The practice opened an Edinburgh office after the Second World War to deal with the reconstruction of the bomb-damaged Leith Town Hall and other projects. It celebrated its centenary in 1962: Bradshaw’s nomination paper shows that he did not in fact commence full independent practice until four years later in 1866, but may have had a small practice of his own while working as Marsden’s managing clerk. In their excellent volume on the practice the Lingards state that Bradshaw completed his articles with the other Bolton architect Thomas Haselden, but that does not correspond with the information that Bradshaw himself gave in his RIBA nomination paper: there is however some evidence that Bradshaw may have taken over Haselden’s clients on the latter’s death in 1888.
Private and Business Addresses
|The following private or business addresses are associated with this architectural practice:|
| ||Address||Type||Date from||Date to||Notes|
|16, Nelson Street, Bolton, Lancashire, England||Business||c. 1866|| || |
|19, Silverwell Street, Bolton, Lancashire, England||Business||1871||After 2008|| |
|31, City Road, London, England||Business||1902|| || |
|108, City Road, London, England||Business||1906 *|| || |
|5, South Charlotte Street, Edinburgh, Scotland||Business||1964 *|| || |
* earliest date known from documented sources.
Employment and Training
Employees or Pupils
* earliest date known from documented sources.
Buildings and Designs
|This architectural practice was involved with the following buildings or structures from the date specified (click on an item to view details):|
| ||Date started||Building name||Town, district or village||Island||City or county||Country||Notes|
|1928||Leith Town Hall and Public Library||Leith|| ||Edinburgh||Scotland||Won competition to secure job|
|1936||Cottages||Annan|| ||Dumfriesshire||Scotland|| |
|1961||Blackhall Library|| || ||Edinburgh||Scotland|| |
|1968||Danish Food Centre|| || ||Glasgow||Scotland|| |
|The following books contain references to this architectural practice:|
|Gray, A Stuart||1985||Edwardian Architecture: A Biographical Dictionary|| || ||p185|
|Lingard, Jane and Timothy||2007||Bradshaw Gass & Hope: the Story of an Architectural Practice|| ||London, Gallery Lingard|| |
|Municipal Annual||1964||Scottish Municipal Annual||1964-1965|| || |

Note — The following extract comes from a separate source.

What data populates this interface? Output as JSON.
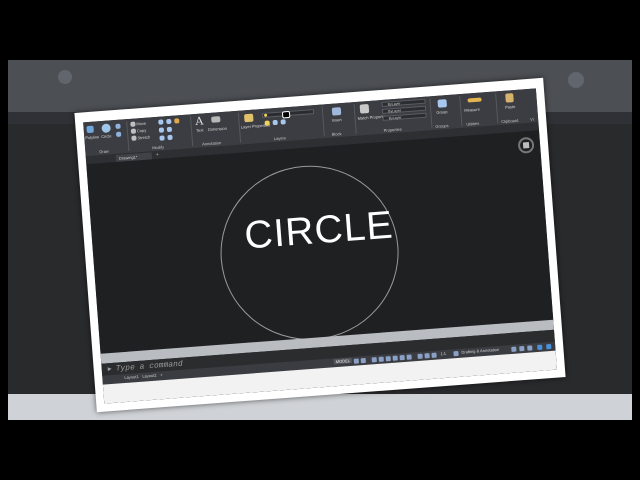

|Redman, Austen||2007||Bolton Civic Centre and the Classical Revival Style of Bradshaw Gass & Hope|| ||From Clara Hartwell and Terry Wyke (eds): Making Manchester: essays in honour of H G Archer|| |